The association between black race and worse outcomes in operable breast cancer reported in previous studies has been attributed to a higher incidence of more aggressive triple-negative disease, disparities in care, and comorbidities. We evaluated associations between black race and outcomes, by tumor hormone receptor and HER2 expression, in patients who were treated with contemporary adjuvant therapy.Methods
The effect of black race on disease-free and overall survival was evaluated using Cox proportional hazards models adjusted for multiple covariates in a clinical trial population that was treated with anthracycline- and taxane-containing chemotherapy. Categorical variables were compared using the Fisher exact test. All P values are two-sided.Results

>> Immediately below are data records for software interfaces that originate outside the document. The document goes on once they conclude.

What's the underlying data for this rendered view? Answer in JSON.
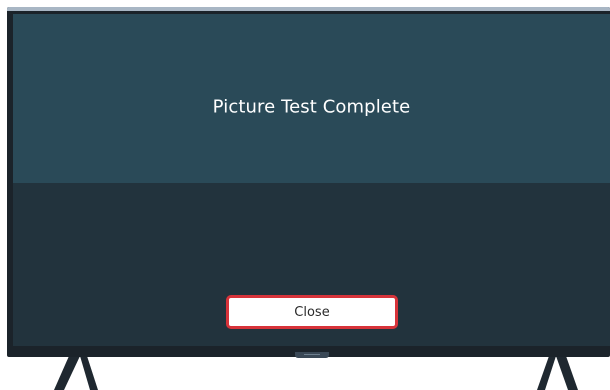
{
  "dialog": {
    "title": "Picture Test Complete",
    "close_label": "Close"
  },
  "colors": {
    "bezel": "#1b232a",
    "banner": "#2a4a58",
    "screen_bottom": "#22333d",
    "focus_border": "#d7333a"
  }
}
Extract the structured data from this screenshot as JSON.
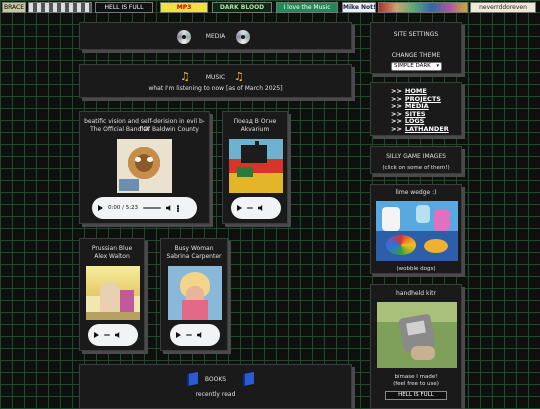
{
  "badges": {
    "b1": "BRACE",
    "b3": "HELL IS FULL",
    "b4": "MP3",
    "b5": "DARK BLOOD",
    "b6": "I love the Music",
    "b7": "Mike Not!",
    "b9": "neverrddoreven"
  },
  "media": {
    "title": "MEDIA"
  },
  "music": {
    "title": "MUSIC",
    "subtitle": "what I'm listening to now [as of March 2025]",
    "tracks": [
      {
        "line1": "beatific vision and self-derision in evil b-flat",
        "line2": "The Official Band Of Baldwin County",
        "time": "0:00 / 5:23"
      },
      {
        "line1": "Поезд В Огне",
        "line2": "Akvarium"
      },
      {
        "line1": "Prussian Blue",
        "line2": "Alex Walton"
      },
      {
        "line1": "Busy Woman",
        "line2": "Sabrina Carpenter"
      }
    ]
  },
  "books": {
    "title": "BOOKS",
    "subtitle": "recently read"
  },
  "sidebar": {
    "settings_title": "SITE SETTINGS",
    "theme_label": "CHANGE THEME",
    "theme_value": "SIMPLE DARK",
    "nav": [
      {
        "prefix": ">>",
        "label": "HOME"
      },
      {
        "prefix": ">>",
        "label": "PROJECTS"
      },
      {
        "prefix": ">>",
        "label": "MEDIA"
      },
      {
        "prefix": ">>",
        "label": "SITES"
      },
      {
        "prefix": ">>",
        "label": "LOGS"
      },
      {
        "prefix": ">>",
        "label": "LATHANDER"
      }
    ],
    "silly_title": "SILLY GAME IMAGES",
    "silly_sub": "(click on some of them!)",
    "lime_title": "lime wedge :)",
    "lime_caption": "(wobble dogs)",
    "hand_title": "handheld kitr",
    "hand_caption1": "bimase I made!",
    "hand_caption2": "(feel free to use)",
    "hand_badge": "HELL IS FULL"
  }
}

Of 4817 eligible patients, 405 (8.4%) were black. Compared with nonblack patients, black patients had a higher rate of triple-negative disease (31.9% vs 17.2%; P < .001) and a higher body mass index (median: 31.7 vs 27.4 kg/m2; P < .001). Black race was statistically significantly associated with worse disease-free survival (5-year disease-free survival, black vs nonblack: 76.7% vs 84.5%; hazard ratio of recurrence or death = 1.58, 95% confidence interval = 1.19 to 2.10, P = .0015) and overall survival (5-year overall survival, black vs nonblack: 87.6% vs 91.9%; hazard ratio of death = 1.49, 95% confidence interval = 1.05 to 2.12, P = .025) in patients with hormone receptor–positive HER2-negative disease but not in patients with triple-negative or HER2-positive disease. In a model that included black race, hormone receptor–positive HER2-negative disease vs other subtypes, and their interaction, the interaction term was statistically significant for disease-free survival (P = .027) but not for overall survival (P = .086).Conclusion
Factors other than disparities in care or aggressive disease contribute to increased recurrence in black women with hormone receptor–positive breast cancer.